About Thai Beverage Public Company Limited (ThaiBev)

Thai Beverage Public Company Limited (‘ThaiBev,’ and together with its subsidiaries, the ‘Group’) is a leading beverage company in Southeast Asia and the largest in Thailand. The Group's vision is to be a world-class beverage company embodying commercial excellence, continuous product development and premiumization, as well as professionalism. ThaiBev's business consists of four segments – spirits, beer, non-alcoholic beverages, and food. ThaiBev has been the major supporter of Bangkok Art Biennale since 2018, and the company’s commitment to artistic innovation has transformed the Bangkok Art Biennale into a prominent platform for Thai and international artists and creators.


Professor Dr. Apinan Poshyananda was born in 1956. He received his Bachelor and Master Degree in Fine Arts from Edinburgh University and Ph.D. in History of Art from Cornell University. As an artist, he won 3 medals at the National Exhibition of Art, Thailand. Poshyananda is the author of several books on Thai and Asian art. He became professor at the Faculty of Fine and Applied Arts, Chulalongkorn University, Thailand.

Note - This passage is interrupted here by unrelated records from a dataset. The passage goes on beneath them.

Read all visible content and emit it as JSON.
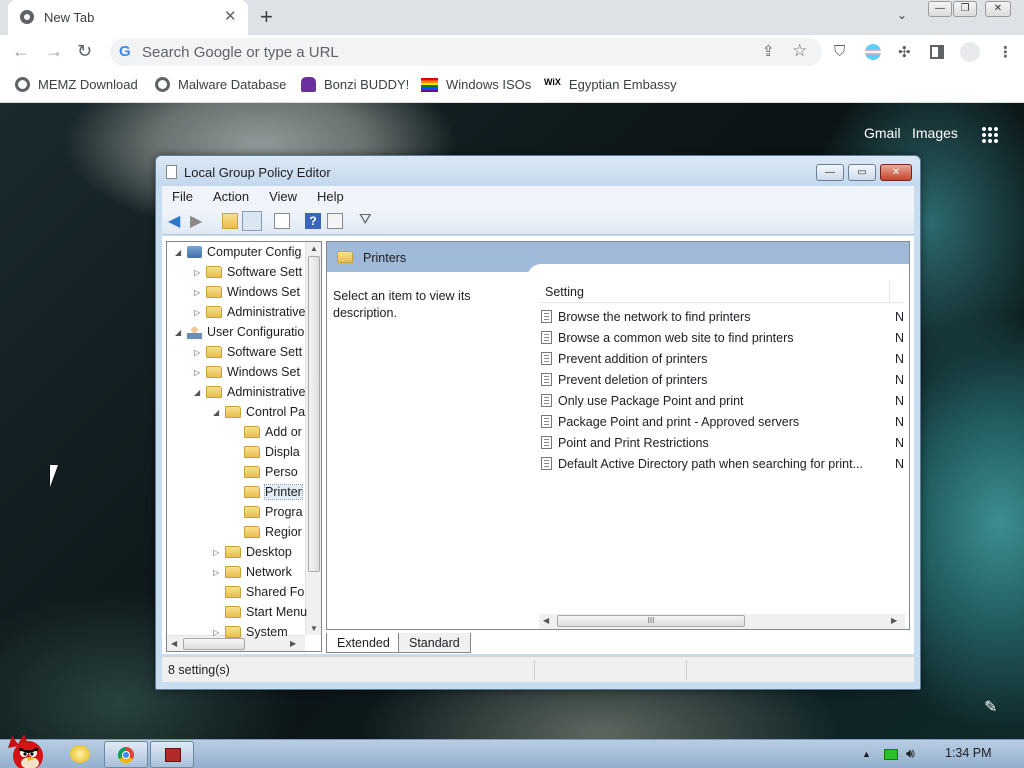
{
  "browser": {
    "tab_title": "New Tab",
    "omnibox_placeholder": "Search Google or type a URL",
    "bookmarks": [
      "MEMZ Download",
      "Malware Database",
      "Bonzi BUDDY!",
      "Windows ISOs",
      "Egyptian Embassy"
    ]
  },
  "google": {
    "gmail": "Gmail",
    "images": "Images"
  },
  "gpedit": {
    "title": "Local Group Policy Editor",
    "menus": [
      "File",
      "Action",
      "View",
      "Help"
    ],
    "tree": [
      {
        "label": "Computer Config",
        "icon": "computer",
        "indent": 0,
        "arrow": "expanded"
      },
      {
        "label": "Software Sett",
        "icon": "folder",
        "indent": 1,
        "arrow": "collapsed"
      },
      {
        "label": "Windows Set",
        "icon": "folder",
        "indent": 1,
        "arrow": "collapsed"
      },
      {
        "label": "Administrative",
        "icon": "folder",
        "indent": 1,
        "arrow": "collapsed"
      },
      {
        "label": "User Configuratio",
        "icon": "user",
        "indent": 0,
        "arrow": "expanded"
      },
      {
        "label": "Software Sett",
        "icon": "folder",
        "indent": 1,
        "arrow": "collapsed"
      },
      {
        "label": "Windows Set",
        "icon": "folder",
        "indent": 1,
        "arrow": "collapsed"
      },
      {
        "label": "Administrative",
        "icon": "folder",
        "indent": 1,
        "arrow": "expanded"
      },
      {
        "label": "Control Pa",
        "icon": "folder",
        "indent": 2,
        "arrow": "expanded"
      },
      {
        "label": "Add or",
        "icon": "folder",
        "indent": 3,
        "arrow": "none"
      },
      {
        "label": "Displa",
        "icon": "folder",
        "indent": 3,
        "arrow": "none"
      },
      {
        "label": "Perso",
        "icon": "folder",
        "indent": 3,
        "arrow": "none"
      },
      {
        "label": "Printer",
        "icon": "folder",
        "indent": 3,
        "arrow": "none",
        "selected": true
      },
      {
        "label": "Progra",
        "icon": "folder",
        "indent": 3,
        "arrow": "none"
      },
      {
        "label": "Regior",
        "icon": "folder",
        "indent": 3,
        "arrow": "none"
      },
      {
        "label": "Desktop",
        "icon": "folder",
        "indent": 2,
        "arrow": "collapsed"
      },
      {
        "label": "Network",
        "icon": "folder",
        "indent": 2,
        "arrow": "collapsed"
      },
      {
        "label": "Shared Fo",
        "icon": "folder",
        "indent": 2,
        "arrow": "none"
      },
      {
        "label": "Start Menu",
        "icon": "folder",
        "indent": 2,
        "arrow": "none"
      },
      {
        "label": "System",
        "icon": "folder",
        "indent": 2,
        "arrow": "collapsed"
      }
    ],
    "panel_header": "Printers",
    "description": "Select an item to view its description.",
    "column_setting": "Setting",
    "settings": [
      {
        "name": "Browse the network to find printers",
        "state": "N"
      },
      {
        "name": "Browse a common web site to find printers",
        "state": "N"
      },
      {
        "name": "Prevent addition of printers",
        "state": "N"
      },
      {
        "name": "Prevent deletion of printers",
        "state": "N"
      },
      {
        "name": "Only use Package Point and print",
        "state": "N"
      },
      {
        "name": "Package Point and print - Approved servers",
        "state": "N"
      },
      {
        "name": "Point and Print Restrictions",
        "state": "N"
      },
      {
        "name": "Default Active Directory path when searching for print...",
        "state": "N"
      }
    ],
    "view_tabs": [
      "Extended",
      "Standard"
    ],
    "status": "8 setting(s)"
  },
  "taskbar": {
    "clock": "1:34 PM"
  }
}
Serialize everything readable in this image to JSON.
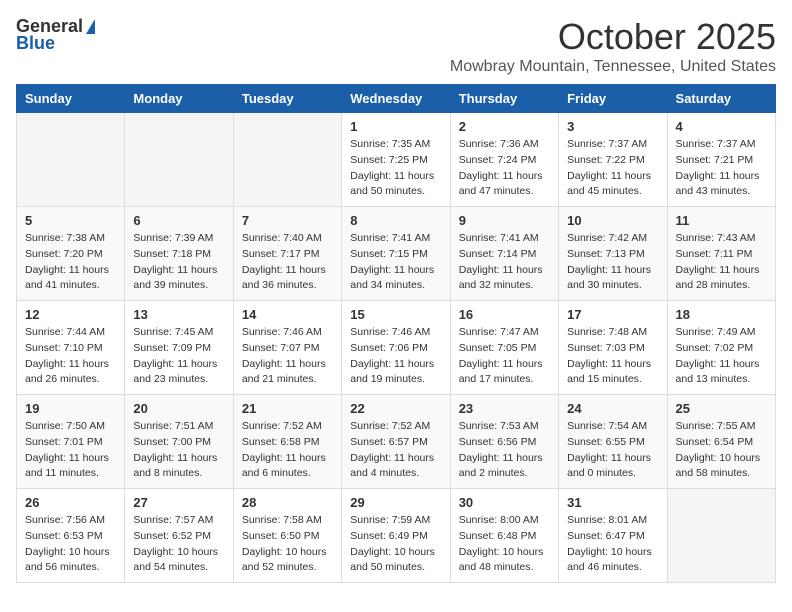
{
  "header": {
    "logo_general": "General",
    "logo_blue": "Blue",
    "month_title": "October 2025",
    "location": "Mowbray Mountain, Tennessee, United States"
  },
  "weekdays": [
    "Sunday",
    "Monday",
    "Tuesday",
    "Wednesday",
    "Thursday",
    "Friday",
    "Saturday"
  ],
  "weeks": [
    [
      {
        "day": "",
        "sunrise": "",
        "sunset": "",
        "daylight": ""
      },
      {
        "day": "",
        "sunrise": "",
        "sunset": "",
        "daylight": ""
      },
      {
        "day": "",
        "sunrise": "",
        "sunset": "",
        "daylight": ""
      },
      {
        "day": "1",
        "sunrise": "Sunrise: 7:35 AM",
        "sunset": "Sunset: 7:25 PM",
        "daylight": "Daylight: 11 hours and 50 minutes."
      },
      {
        "day": "2",
        "sunrise": "Sunrise: 7:36 AM",
        "sunset": "Sunset: 7:24 PM",
        "daylight": "Daylight: 11 hours and 47 minutes."
      },
      {
        "day": "3",
        "sunrise": "Sunrise: 7:37 AM",
        "sunset": "Sunset: 7:22 PM",
        "daylight": "Daylight: 11 hours and 45 minutes."
      },
      {
        "day": "4",
        "sunrise": "Sunrise: 7:37 AM",
        "sunset": "Sunset: 7:21 PM",
        "daylight": "Daylight: 11 hours and 43 minutes."
      }
    ],
    [
      {
        "day": "5",
        "sunrise": "Sunrise: 7:38 AM",
        "sunset": "Sunset: 7:20 PM",
        "daylight": "Daylight: 11 hours and 41 minutes."
      },
      {
        "day": "6",
        "sunrise": "Sunrise: 7:39 AM",
        "sunset": "Sunset: 7:18 PM",
        "daylight": "Daylight: 11 hours and 39 minutes."
      },
      {
        "day": "7",
        "sunrise": "Sunrise: 7:40 AM",
        "sunset": "Sunset: 7:17 PM",
        "daylight": "Daylight: 11 hours and 36 minutes."
      },
      {
        "day": "8",
        "sunrise": "Sunrise: 7:41 AM",
        "sunset": "Sunset: 7:15 PM",
        "daylight": "Daylight: 11 hours and 34 minutes."
      },
      {
        "day": "9",
        "sunrise": "Sunrise: 7:41 AM",
        "sunset": "Sunset: 7:14 PM",
        "daylight": "Daylight: 11 hours and 32 minutes."
      },
      {
        "day": "10",
        "sunrise": "Sunrise: 7:42 AM",
        "sunset": "Sunset: 7:13 PM",
        "daylight": "Daylight: 11 hours and 30 minutes."
      },
      {
        "day": "11",
        "sunrise": "Sunrise: 7:43 AM",
        "sunset": "Sunset: 7:11 PM",
        "daylight": "Daylight: 11 hours and 28 minutes."
      }
    ],
    [
      {
        "day": "12",
        "sunrise": "Sunrise: 7:44 AM",
        "sunset": "Sunset: 7:10 PM",
        "daylight": "Daylight: 11 hours and 26 minutes."
      },
      {
        "day": "13",
        "sunrise": "Sunrise: 7:45 AM",
        "sunset": "Sunset: 7:09 PM",
        "daylight": "Daylight: 11 hours and 23 minutes."
      },
      {
        "day": "14",
        "sunrise": "Sunrise: 7:46 AM",
        "sunset": "Sunset: 7:07 PM",
        "daylight": "Daylight: 11 hours and 21 minutes."
      },
      {
        "day": "15",
        "sunrise": "Sunrise: 7:46 AM",
        "sunset": "Sunset: 7:06 PM",
        "daylight": "Daylight: 11 hours and 19 minutes."
      },
      {
        "day": "16",
        "sunrise": "Sunrise: 7:47 AM",
        "sunset": "Sunset: 7:05 PM",
        "daylight": "Daylight: 11 hours and 17 minutes."
      },
      {
        "day": "17",
        "sunrise": "Sunrise: 7:48 AM",
        "sunset": "Sunset: 7:03 PM",
        "daylight": "Daylight: 11 hours and 15 minutes."
      },
      {
        "day": "18",
        "sunrise": "Sunrise: 7:49 AM",
        "sunset": "Sunset: 7:02 PM",
        "daylight": "Daylight: 11 hours and 13 minutes."
      }
    ],
    [
      {
        "day": "19",
        "sunrise": "Sunrise: 7:50 AM",
        "sunset": "Sunset: 7:01 PM",
        "daylight": "Daylight: 11 hours and 11 minutes."
      },
      {
        "day": "20",
        "sunrise": "Sunrise: 7:51 AM",
        "sunset": "Sunset: 7:00 PM",
        "daylight": "Daylight: 11 hours and 8 minutes."
      },
      {
        "day": "21",
        "sunrise": "Sunrise: 7:52 AM",
        "sunset": "Sunset: 6:58 PM",
        "daylight": "Daylight: 11 hours and 6 minutes."
      },
      {
        "day": "22",
        "sunrise": "Sunrise: 7:52 AM",
        "sunset": "Sunset: 6:57 PM",
        "daylight": "Daylight: 11 hours and 4 minutes."
      },
      {
        "day": "23",
        "sunrise": "Sunrise: 7:53 AM",
        "sunset": "Sunset: 6:56 PM",
        "daylight": "Daylight: 11 hours and 2 minutes."
      },
      {
        "day": "24",
        "sunrise": "Sunrise: 7:54 AM",
        "sunset": "Sunset: 6:55 PM",
        "daylight": "Daylight: 11 hours and 0 minutes."
      },
      {
        "day": "25",
        "sunrise": "Sunrise: 7:55 AM",
        "sunset": "Sunset: 6:54 PM",
        "daylight": "Daylight: 10 hours and 58 minutes."
      }
    ],
    [
      {
        "day": "26",
        "sunrise": "Sunrise: 7:56 AM",
        "sunset": "Sunset: 6:53 PM",
        "daylight": "Daylight: 10 hours and 56 minutes."
      },
      {
        "day": "27",
        "sunrise": "Sunrise: 7:57 AM",
        "sunset": "Sunset: 6:52 PM",
        "daylight": "Daylight: 10 hours and 54 minutes."
      },
      {
        "day": "28",
        "sunrise": "Sunrise: 7:58 AM",
        "sunset": "Sunset: 6:50 PM",
        "daylight": "Daylight: 10 hours and 52 minutes."
      },
      {
        "day": "29",
        "sunrise": "Sunrise: 7:59 AM",
        "sunset": "Sunset: 6:49 PM",
        "daylight": "Daylight: 10 hours and 50 minutes."
      },
      {
        "day": "30",
        "sunrise": "Sunrise: 8:00 AM",
        "sunset": "Sunset: 6:48 PM",
        "daylight": "Daylight: 10 hours and 48 minutes."
      },
      {
        "day": "31",
        "sunrise": "Sunrise: 8:01 AM",
        "sunset": "Sunset: 6:47 PM",
        "daylight": "Daylight: 10 hours and 46 minutes."
      },
      {
        "day": "",
        "sunrise": "",
        "sunset": "",
        "daylight": ""
      }
    ]
  ]
}
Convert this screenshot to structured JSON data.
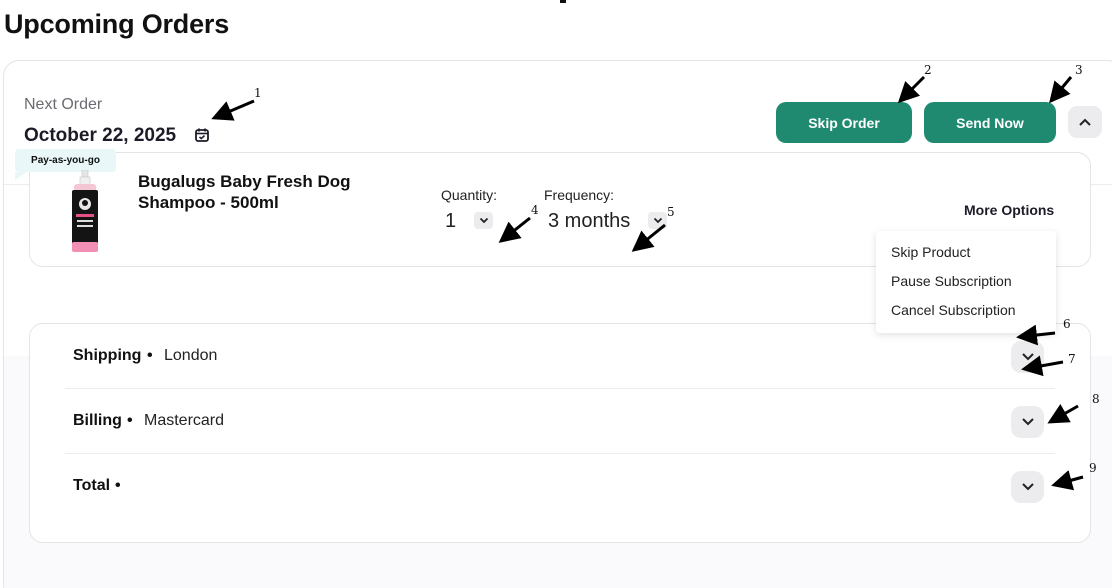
{
  "page": {
    "title": "Upcoming Orders"
  },
  "order": {
    "next_label": "Next Order",
    "next_date": "October 22, 2025",
    "skip_label": "Skip Order",
    "send_label": "Send Now"
  },
  "product": {
    "badge": "Pay-as-you-go",
    "name": "Bugalugs Baby Fresh Dog Shampoo - 500ml",
    "quantity_label": "Quantity:",
    "quantity_value": "1",
    "frequency_label": "Frequency:",
    "frequency_value": "3 months",
    "more_options_label": "More Options",
    "menu": [
      "Skip Product",
      "Pause Subscription",
      "Cancel Subscription"
    ]
  },
  "summary": {
    "rows": [
      {
        "key": "Shipping",
        "value": "London"
      },
      {
        "key": "Billing",
        "value": "Mastercard"
      },
      {
        "key": "Total",
        "value": ""
      }
    ],
    "separator": "•"
  },
  "annotations": [
    "1",
    "2",
    "3",
    "4",
    "5",
    "6",
    "7",
    "8",
    "9"
  ],
  "colors": {
    "accent": "#1f8a70",
    "badge_bg": "#e9f7f9",
    "chevron_bg": "#ececef"
  },
  "icons": [
    "calendar-check-icon",
    "chevron-up-icon",
    "chevron-down-icon",
    "product-bottle-image"
  ]
}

Poshyananda served as Director-General, Office of Contemporary Art and Culture, Director-General of Cultural Promotion Department and, the Permanent Secretary and Acting Minister, Ministry of Culture, Thailand when he was to commission and curate the first Thai Pavilion at 50th Venice Biennale in 2003. He has curated and directed international art exhibitions in Asia, Europe, USA and Australia including Contemporary Art from Asia: Traditions/Tensions (1996, Grey Art Gallery, Queen Museum of Art, and Asia Society Galleries, New York); Traces of Siamese Smile: Art + Faith + Politic + Love (2008, the inaugural exhibition of the Bangkok Art and Culture Centre (BACC)); Thailand Eye (2015, Saatchi Gallery, London and BACC). He is a committee member of the Asian Cultural Council, New York; Asian Art Council, the Solomon R. Guggenheim Museum, New York; Board of National Gallery, Singapore; and Advisor to President and CEO, Thai Beverage Plc. He was conferred Knight Grand Cordon (Special Class) of the Most Exalted Order of the White Elephant, Thailand; Knight First Class of Royal Order of the Polar Star, Sweden; Knight, Order of the Star of Italian Solidarity, Italy and Officer of the French Arts and Letters Order, France.